Café Amor & Art

Inside Café Amor & Art (top) and their patio breakfast (bottom). Photos courtesy of Uliana Hlynchak

We made it on time to our engagement as it was only a block away. The Ukrainian National Federation held a mural unveiling on the side of its building. The ceremony was heartfelt as most public events are online these days. Steve Romaniuk’s mural depicted two dancers whirling in Ukrainian dance costumes; I could almost hear the music. 

After the unveiling, I hoped to return back to Café Amor & Art for their Latin American soup dish, but our Ukrainian hosts didn’t let us go without welcoming us with a full buffet of Ukrainian dishes. What beautiful people of Windsor; we will be back.

Oh, yes. I brought the showercap with me. Not taking any chances to end up somewhere without it until I cut my hair. But again—where will I go?  For now, it’s a no to nonessential travel.




Uliana Hlynchak is a Toronto-based producer and journalist for KONTAKT TV, a weekly Ukrainian TV show. She works with young talents on developing the show Kontakt Next Gen. She is a member of the Board of Directors at the Canadian Ukrainian Art Foundation and volunteers for the Toronto Ukrainian Festival. Her most recent projects are interviews on the contemporary art scene Art Talk and the webinar series Contemporary Ukrainian Émigré and Diaspora Literature. Uliana writes articles, poetry, and short stories in Ukrainian and English. 
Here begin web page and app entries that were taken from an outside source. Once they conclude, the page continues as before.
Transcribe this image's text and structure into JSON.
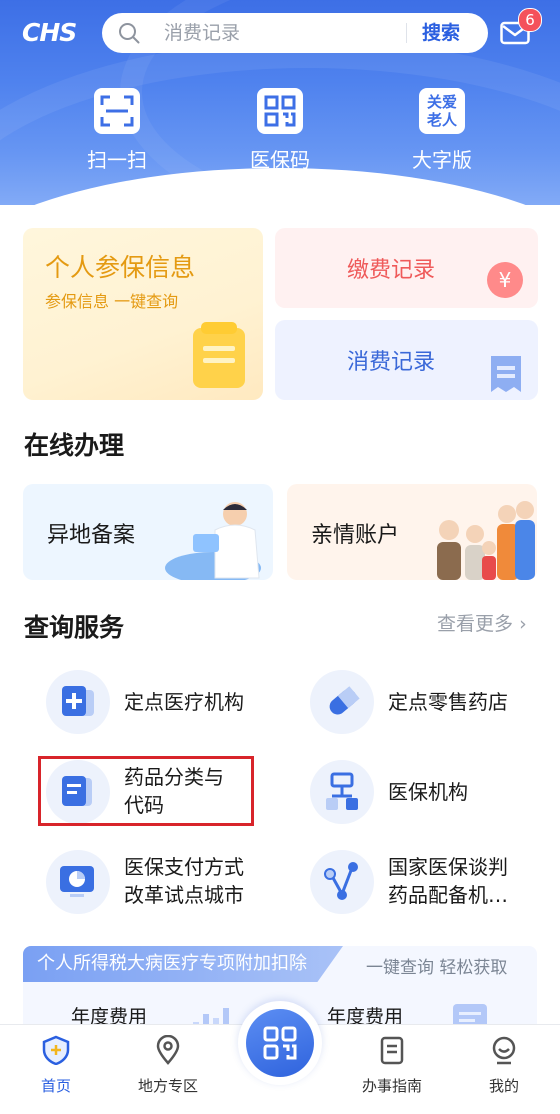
{
  "header": {
    "logo_text": "CHS",
    "search_placeholder": "消费记录",
    "search_button": "搜索",
    "mail_badge": "6"
  },
  "quick_actions": [
    {
      "label": "扫一扫",
      "icon": "scan-icon"
    },
    {
      "label": "医保码",
      "icon": "qrcode-icon"
    },
    {
      "label": "大字版",
      "icon": "elder-care-icon",
      "icon_text": "关爱\n老人"
    }
  ],
  "cards": {
    "info_title": "个人参保信息",
    "info_sub": "参保信息 一键查询",
    "pay_title": "缴费记录",
    "spend_title": "消费记录"
  },
  "online": {
    "section_title": "在线办理",
    "remote_filing": "异地备案",
    "family_account": "亲情账户"
  },
  "query": {
    "section_title": "查询服务",
    "more": "查看更多",
    "items": [
      {
        "label": "定点医疗机构",
        "icon": "hospital-icon"
      },
      {
        "label": "定点零售药店",
        "icon": "pill-icon"
      },
      {
        "label": "药品分类与\n代码",
        "icon": "drug-code-icon"
      },
      {
        "label": "医保机构",
        "icon": "org-tree-icon"
      },
      {
        "label": "医保支付方式\n改革试点城市",
        "icon": "monitor-chart-icon"
      },
      {
        "label": "国家医保谈判\n药品配备机…",
        "icon": "network-icon"
      }
    ]
  },
  "promo": {
    "tag": "个人所得税大病医疗专项附加扣除",
    "sub": "一键查询 轻松获取",
    "year1": "年度费用",
    "year2": "年度费用"
  },
  "tabbar": [
    {
      "label": "首页",
      "icon": "home-shield-icon",
      "active": true
    },
    {
      "label": "地方专区",
      "icon": "location-pin-icon",
      "active": false
    },
    {
      "label": "",
      "icon": "center-qr-icon",
      "active": false
    },
    {
      "label": "办事指南",
      "icon": "guide-doc-icon",
      "active": false
    },
    {
      "label": "我的",
      "icon": "profile-icon",
      "active": false
    }
  ],
  "colors": {
    "accent": "#2a5fe0",
    "highlight_border": "#d8242a"
  }
}
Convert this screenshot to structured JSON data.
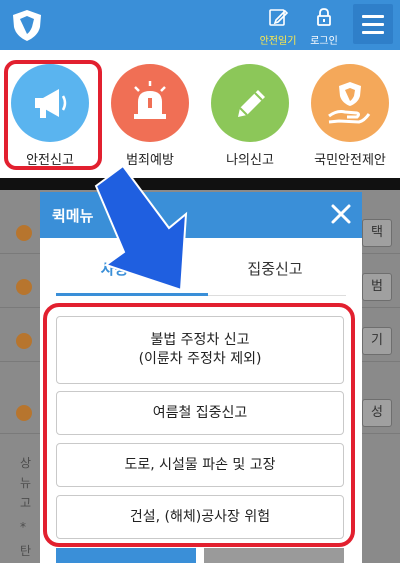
{
  "header": {
    "safety_diary_label": "안전일기",
    "login_label": "로그인"
  },
  "categories": [
    {
      "label": "안전신고",
      "icon": "megaphone-icon",
      "color": "#5ab4ef"
    },
    {
      "label": "범죄예방",
      "icon": "siren-icon",
      "color": "#f06f55"
    },
    {
      "label": "나의신고",
      "icon": "pencil-icon",
      "color": "#8cc759"
    },
    {
      "label": "국민안전제안",
      "icon": "hand-shield-icon",
      "color": "#f4a85a"
    }
  ],
  "background": {
    "row_tails": [
      "택",
      "범",
      "기",
      "성"
    ],
    "text_lines": [
      "상",
      "뉴",
      "고",
      "*",
      "탄"
    ]
  },
  "modal": {
    "title": "퀵메뉴",
    "tabs": [
      "사용자 메",
      "집중신고"
    ],
    "options": [
      {
        "line1": "불법 주정차 신고",
        "line2": "(이륜차 주정차 제외)"
      },
      {
        "line1": "여름철 집중신고"
      },
      {
        "line1": "도로, 시설물 파손 및 고장"
      },
      {
        "line1": "건설, (해체)공사장 위험"
      }
    ]
  },
  "colors": {
    "primary": "#3a8fd8",
    "highlight": "#e2202f",
    "arrow": "#1f5fe0"
  }
}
Mango Sorbet

Illustrated by Katharina Davoudian

Mango Sorbet

Enri Boshti

March 7, 2021


Tucked away in Toronto’s vibrant Kensington Market is Dolce Gelato—a café serving coffee, desserts, and of course, gelato. Their mango gelato is arguably the most wonderful treat on a hot summer day, which I was looking forward to indulging after a particularly chilly winter. Unfortunately, quarantine crushed my gelato dreams and I was left to improvise. I scoured the internet for an alternative to mango gelato to satiate my craving and realized I could make mango sorbet, where water substitutes dairy. As I don’t own an ice cream machine, a little manual mixing was involved during the freezing process, but the effort is worth it for delicious mango sorbet!




Mango Sorbet


  • 3 mangoes cut up and cubed
  • 1/2 cup sugar
  • 1/2 cup water
  • lemon juice from one lemon


Mango Sorbet


1. Cut your mangoes into cubes and add to a blender.

2. Add sugar, water, and lemon juice to the blender.

3. Blend on high for a few minutes until smooth.

4. Transfer mixture to bowl, cover with plastic wrap, and place in freezer.

5. To prevent the formation of a giant mango popsicle, remove mixture from freezer and stir well every half hour for 4 hours before placing back in freezer.

6. Remove from freezer and allow to thaw before serving and enjoying!



Enri Boshti is a recent graduate from the University of Toronto, having studied neuroscience and biochemistry. Looking at the world through the lens of a vintage camera, she’s inspired by the simple pleasures in life like a warm mug of tea and a view of the moon on a clear night.